Examples of Community-Based Programs in Practice

  • CrisisNow: The CrisisNow project provides a comprehensive approach to crisis intervention in communities, with a focus on creating sustainable systems that emphasize the well-being of individuals and communities alike.
  • CAMH Mobile Crisis Intervention Team: The Centre for Addiction and Mental Health (CAMH) offers a mobile crisis intervention team to provide immediate and on-site assistance to individuals in crisis within the Greater Toronto Area.
  • National Alliance on Mental Illness (NAMI): NAMI is one of the largest organizations dedicated to mental health that offers various peer support programs, such as Peer-to-Peer, designed to help individuals with mental health challenges navigate their recovery journeys.

The adoption of community-based interventions like crisis intervention teams, mobile crisis services, and peer support programs offers promising alternatives to traditional involuntary psychiatric treatment. By providing care and support tailored to each individual’s needs, these programs can effectively mitigate crises and promote well-being in a manner that respects human rights, autonomy, and dignity.

Balancing Ethics with Practical Considerations in Mental Health Care

Striking a balance between ethical considerations and practical realities in mental health care is a challenging task, but it is crucial for establishing a fair and effective system. Involuntary treatment should always be a last resort, and the decision to implement it must consider factors such as potential harm to the patient, support system resources, and cultural context.

The Role of Mental Health Professionals

In addition to the ethical issues surrounding involuntary psychiatric treatment, mental health professionals face the challenge of maintaining strong therapeutic alliances with their patients. Therapeutic alliance refers to the collaborative relationship between the patient and the provider, according to the American Psychological Association (APA) (American Psychological Association, 2014). Supporting this relationship is vital for promoting trust, open communication, and adherence to treatment plans (Norcross, 2011).

To ensure ethical treatment, mental health professionals should be trained and encouraged to use the least restrictive means available. This involves careful consideration of a patient’s specific needs and circumstances in the context of their mental health condition. According to the World Health Organization (WHO) (World Health Organization, 2020), using least restrictive means helps to maintain the integrity of the therapeutic alliance. It also ensures that the patient’s autonomy, dignity, and rights are respected during treatment.

Engaging in Ongoing Dialogue with Patients

To ensure the least restrictive approach to treatment is maintained throughout the course of care, mental health professionals should engage in ongoing communication with their patients.

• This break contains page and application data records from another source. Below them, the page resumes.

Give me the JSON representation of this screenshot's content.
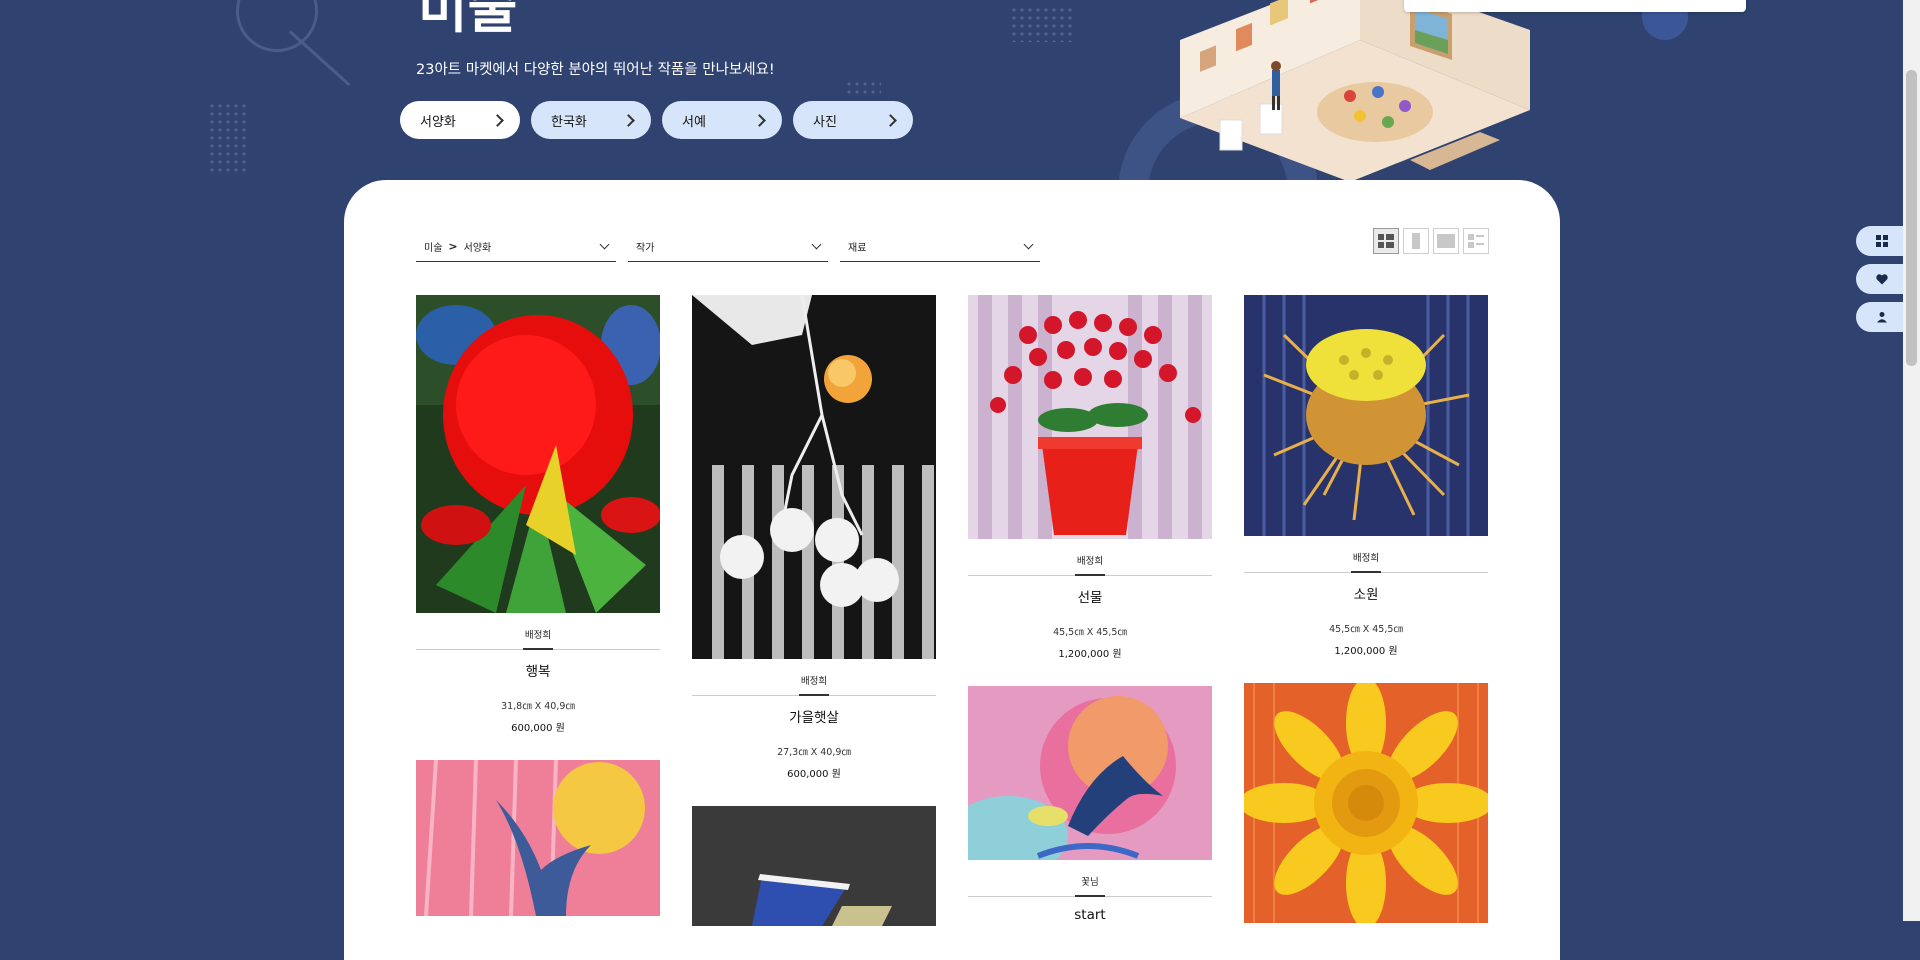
{
  "hero": {
    "title": "미술",
    "subtitle": "23아트 마켓에서 다양한 분야의 뛰어난 작품을 만나보세요!",
    "categories": [
      {
        "label": "서양화",
        "active": true
      },
      {
        "label": "한국화",
        "active": false
      },
      {
        "label": "서예",
        "active": false
      },
      {
        "label": "사진",
        "active": false
      }
    ]
  },
  "filters": {
    "breadcrumb_root": "미술",
    "breadcrumb_sep": ">",
    "breadcrumb_current": "서양화",
    "artist_label": "작가",
    "material_label": "재료"
  },
  "view_modes": [
    "grid-view-icon",
    "single-column-icon",
    "large-view-icon",
    "list-view-icon"
  ],
  "products": [
    {
      "artist": "배정희",
      "title": "행복",
      "size": "31,8㎝ X 40,9㎝",
      "price": "600,000 원"
    },
    {
      "artist": "배정희",
      "title": "가을햇살",
      "size": "27,3㎝ X 40,9㎝",
      "price": "600,000 원"
    },
    {
      "artist": "배정희",
      "title": "선물",
      "size": "45,5㎝ X 45,5㎝",
      "price": "1,200,000 원"
    },
    {
      "artist": "배정희",
      "title": "소원",
      "size": "45,5㎝ X 45,5㎝",
      "price": "1,200,000 원"
    },
    {
      "artist": "",
      "title": "",
      "size": "",
      "price": ""
    },
    {
      "artist": "",
      "title": "",
      "size": "",
      "price": ""
    },
    {
      "artist": "꽃님",
      "title": "start",
      "size": "",
      "price": ""
    },
    {
      "artist": "",
      "title": "",
      "size": "",
      "price": ""
    }
  ],
  "dock": [
    "grid-icon",
    "heart-icon",
    "user-icon"
  ],
  "colors": {
    "background": "#2f4270",
    "pill": "#d7e5fa",
    "card": "#ffffff"
  }
}
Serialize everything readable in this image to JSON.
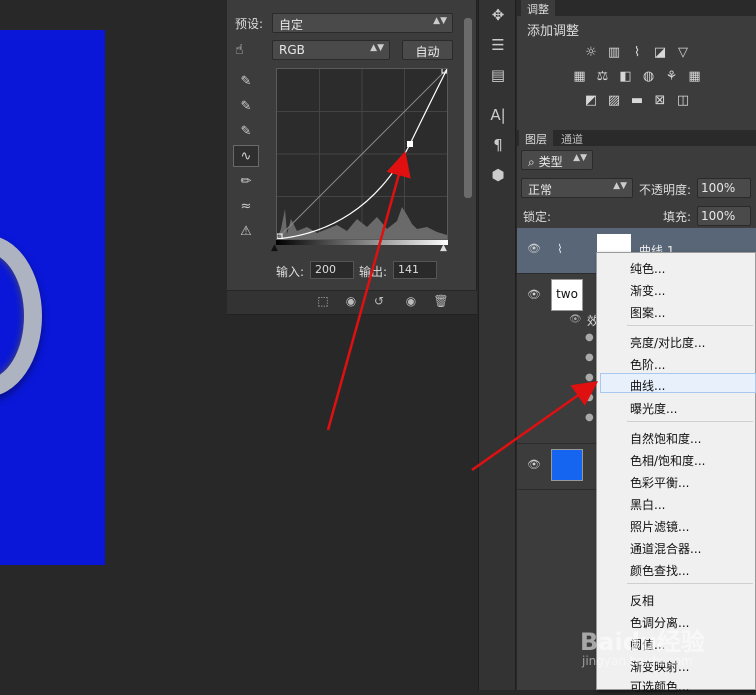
{
  "properties": {
    "preset_label": "预设:",
    "preset_value": "自定",
    "channel_value": "RGB",
    "auto_button": "自动",
    "input_label": "输入:",
    "input_value": "200",
    "output_label": "输出:",
    "output_value": "141"
  },
  "panels": {
    "adjust_tab": "调整",
    "adjust_title": "添加调整",
    "layers_tab": "图层",
    "channels_tab": "通道"
  },
  "layers": {
    "filter_type": "类型",
    "blend_mode": "正常",
    "opacity_label": "不透明度:",
    "opacity_value": "100%",
    "lock_label": "锁定:",
    "fill_label": "填充:",
    "fill_value": "100%",
    "layer1_name": "曲线 1",
    "layer2_thumb_text": "two",
    "effect_label": "效"
  },
  "menu": {
    "items": [
      "纯色...",
      "渐变...",
      "图案...",
      "亮度/对比度...",
      "色阶...",
      "曲线...",
      "曝光度...",
      "自然饱和度...",
      "色相/饱和度...",
      "色彩平衡...",
      "黑白...",
      "照片滤镜...",
      "通道混合器...",
      "颜色查找...",
      "反相",
      "色调分离...",
      "阈值...",
      "渐变映射...",
      "可选颜色..."
    ]
  },
  "watermark": {
    "main": "Baidu经验",
    "sub": "jingyan.baidu.com"
  },
  "colors": {
    "canvas_blue": "#0a17d8",
    "layer_blue": "#1565f0",
    "arrow_red": "#e01010",
    "selected_layer": "#586677"
  }
}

This allows for regular monitoring and adjustment of treatment strategies based on the individual’s progress and evolving needs.

According to the National Alliance on Mental Illness (NAMI) (National Alliance on Mental Illness, 2019), ongoing dialogue with patients not only makes treatment more effective but also helps patients feel more involved and invested in their own recovery.

Cognitive-behavioral therapy (CBT) is one treatment approach that fosters collaboration between the therapist and the patient through various techniques. CBT recognizes the importance of active participation in treatment by the patient and considers their views when creating an effective therapeutic plan.

In conclusion, identifying ethical considerations and practical realities in mental health care is an essential step toward striking the right balance in treatment plans. By prioritizing the use of least restrictive means and maintaining strong therapeutic relationships, mental health professionals can help support patients’ autonomy and dignity while providing the necessary care to address their mental health concerns. Open dialogue, collaboration, and ongoing communication are critical to promoting trust and ultimately ensuring the best possible outcomes for patients.

Category: Psychiatry